Could you filter the records below and keep only the lines with the word "JSON"?
[Opening Data under study section]
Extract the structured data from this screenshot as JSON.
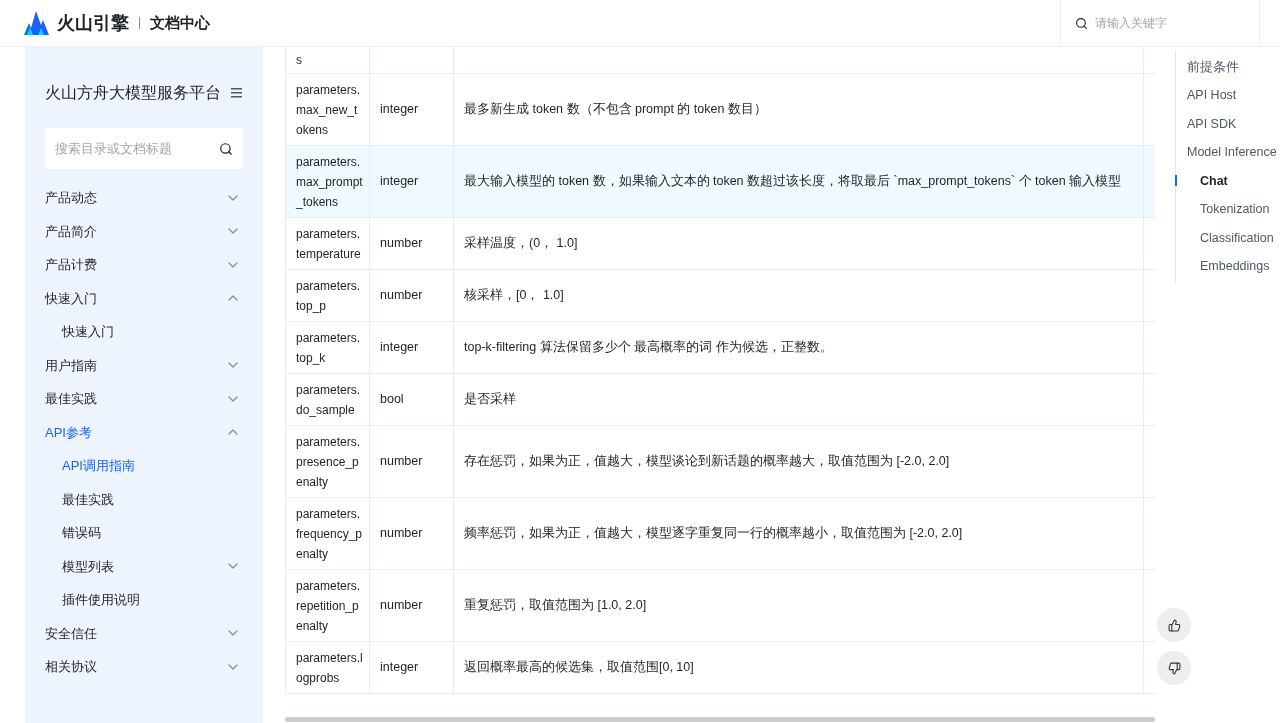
{
  "header": {
    "brand": "火山引擎",
    "section": "文档中心",
    "search": {
      "placeholder": "请输入关键字"
    }
  },
  "sidebar": {
    "title": "火山方舟大模型服务平台",
    "search": {
      "placeholder": "搜索目录或文档标题"
    },
    "items": [
      {
        "label": "产品动态",
        "expanded": false,
        "selected": false
      },
      {
        "label": "产品简介",
        "expanded": false,
        "selected": false
      },
      {
        "label": "产品计费",
        "expanded": false,
        "selected": false
      },
      {
        "label": "快速入门",
        "expanded": true,
        "selected": false,
        "children": [
          {
            "label": "快速入门",
            "selected": false,
            "expandable": false
          }
        ]
      },
      {
        "label": "用户指南",
        "expanded": false,
        "selected": false
      },
      {
        "label": "最佳实践",
        "expanded": false,
        "selected": false
      },
      {
        "label": "API参考",
        "expanded": true,
        "selected": true,
        "children": [
          {
            "label": "API调用指南",
            "selected": true,
            "expandable": false
          },
          {
            "label": "最佳实践",
            "selected": false,
            "expandable": false
          },
          {
            "label": "错误码",
            "selected": false,
            "expandable": false
          },
          {
            "label": "模型列表",
            "selected": false,
            "expandable": true
          },
          {
            "label": "插件使用说明",
            "selected": false,
            "expandable": false
          }
        ]
      },
      {
        "label": "安全信任",
        "expanded": false,
        "selected": false
      },
      {
        "label": "相关协议",
        "expanded": false,
        "selected": false
      }
    ]
  },
  "table": {
    "rows": [
      {
        "name": "s",
        "type": "",
        "description": "",
        "selected": false,
        "kind": "partial"
      },
      {
        "name": "parameters.max_new_tokens",
        "type": "integer",
        "description": "最多新生成 token 数（不包含 prompt 的 token 数目）",
        "selected": false,
        "kind": "full"
      },
      {
        "name": "parameters.max_prompt_tokens",
        "type": "integer",
        "description": "最大输入模型的 token 数，如果输入文本的 token 数超过该长度，将取最后 `max_prompt_tokens` 个 token 输入模型",
        "selected": true,
        "kind": "full"
      },
      {
        "name": "parameters.temperature",
        "type": "number",
        "description": "采样温度，(0， 1.0]",
        "selected": false,
        "kind": "full"
      },
      {
        "name": "parameters.top_p",
        "type": "number",
        "description": "核采样，[0， 1.0]",
        "selected": false,
        "kind": "full"
      },
      {
        "name": "parameters.top_k",
        "type": "integer",
        "description": "top-k-filtering 算法保留多少个 最高概率的词 作为候选，正整数。",
        "selected": false,
        "kind": "full"
      },
      {
        "name": "parameters.do_sample",
        "type": "bool",
        "description": "是否采样",
        "selected": false,
        "kind": "full"
      },
      {
        "name": "parameters.presence_penalty",
        "type": "number",
        "description": "存在惩罚，如果为正，值越大，模型谈论到新话题的概率越大，取值范围为 [-2.0, 2.0]",
        "selected": false,
        "kind": "full"
      },
      {
        "name": "parameters.frequency_penalty",
        "type": "number",
        "description": "频率惩罚，如果为正，值越大，模型逐字重复同一行的概率越小，取值范围为 [-2.0, 2.0]",
        "selected": false,
        "kind": "full"
      },
      {
        "name": "parameters.repetition_penalty",
        "type": "number",
        "description": "重复惩罚，取值范围为 [1.0, 2.0]",
        "selected": false,
        "kind": "full"
      },
      {
        "name": "parameters.logprobs",
        "type": "integer",
        "description": "返回概率最高的候选集，取值范围[0, 10]",
        "selected": false,
        "kind": "full"
      }
    ]
  },
  "toc": {
    "items": [
      {
        "label": "前提条件",
        "selected": false
      },
      {
        "label": "API Host",
        "selected": false
      },
      {
        "label": "API SDK",
        "selected": false
      },
      {
        "label": "Model Inference",
        "selected": false,
        "children": [
          {
            "label": "Chat",
            "selected": true
          },
          {
            "label": "Tokenization",
            "selected": false
          },
          {
            "label": "Classification",
            "selected": false
          },
          {
            "label": "Embeddings",
            "selected": false
          }
        ]
      }
    ]
  }
}
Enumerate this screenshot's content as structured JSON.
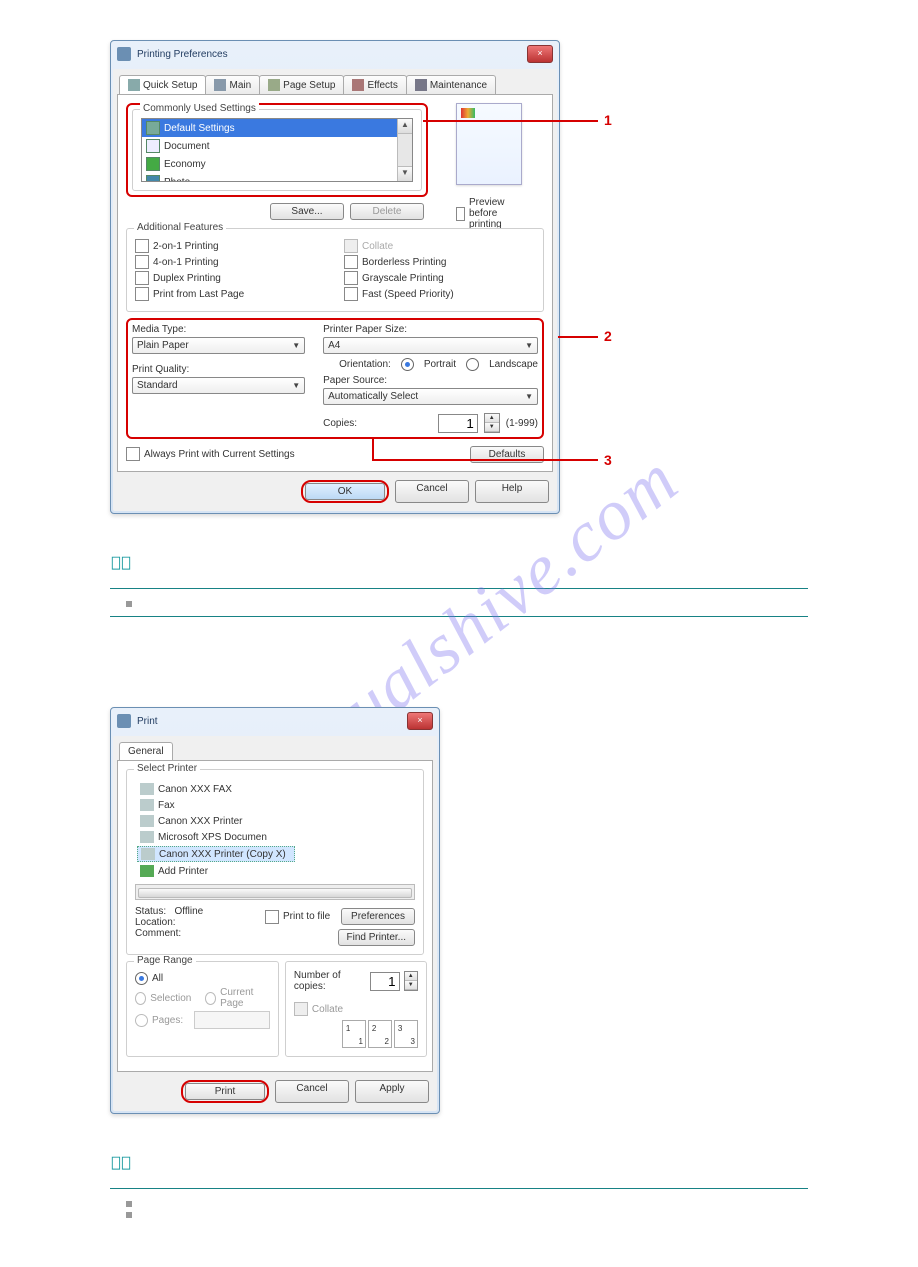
{
  "watermark": "manualshive.com",
  "win1": {
    "title": "Printing Preferences",
    "tabs": [
      "Quick Setup",
      "Main",
      "Page Setup",
      "Effects",
      "Maintenance"
    ],
    "commonly_used": {
      "legend": "Commonly Used Settings",
      "items": [
        "Default Settings",
        "Document",
        "Economy",
        "Photo"
      ],
      "save": "Save...",
      "delete": "Delete"
    },
    "preview_label": "Preview before printing",
    "additional": {
      "legend": "Additional Features",
      "left": [
        "2-on-1 Printing",
        "4-on-1 Printing",
        "Duplex Printing",
        "Print from Last Page"
      ],
      "right": [
        "Collate",
        "Borderless Printing",
        "Grayscale Printing",
        "Fast (Speed Priority)"
      ]
    },
    "media": {
      "media_type_lbl": "Media Type:",
      "media_type_val": "Plain Paper",
      "quality_lbl": "Print Quality:",
      "quality_val": "Standard",
      "paper_size_lbl": "Printer Paper Size:",
      "paper_size_val": "A4",
      "orientation_lbl": "Orientation:",
      "portrait": "Portrait",
      "landscape": "Landscape",
      "source_lbl": "Paper Source:",
      "source_val": "Automatically Select",
      "copies_lbl": "Copies:",
      "copies_val": "1",
      "copies_range": "(1-999)"
    },
    "always_print": "Always Print with Current Settings",
    "defaults": "Defaults",
    "ok": "OK",
    "cancel": "Cancel",
    "help": "Help"
  },
  "callouts": {
    "c1": "1",
    "c2": "2",
    "c3": "3"
  },
  "win2": {
    "title": "Print",
    "tab": "General",
    "select_printer": "Select Printer",
    "printers": [
      "Canon XXX FAX",
      "Canon XXX Printer",
      "Canon XXX Printer (Copy X)",
      "Fax",
      "Microsoft XPS Documen",
      "Add Printer"
    ],
    "status_lbl": "Status:",
    "status_val": "Offline",
    "location_lbl": "Location:",
    "comment_lbl": "Comment:",
    "print_to_file": "Print to file",
    "preferences": "Preferences",
    "find_printer": "Find Printer...",
    "page_range": {
      "legend": "Page Range",
      "all": "All",
      "selection": "Selection",
      "current": "Current Page",
      "pages": "Pages:"
    },
    "num_copies_lbl": "Number of copies:",
    "num_copies_val": "1",
    "collate": "Collate",
    "print": "Print",
    "cancel": "Cancel",
    "apply": "Apply"
  }
}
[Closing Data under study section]
▸ Task answer
Extract the structured data from this screenshot as JSON.
Enumerate this screenshot's content as structured JSON.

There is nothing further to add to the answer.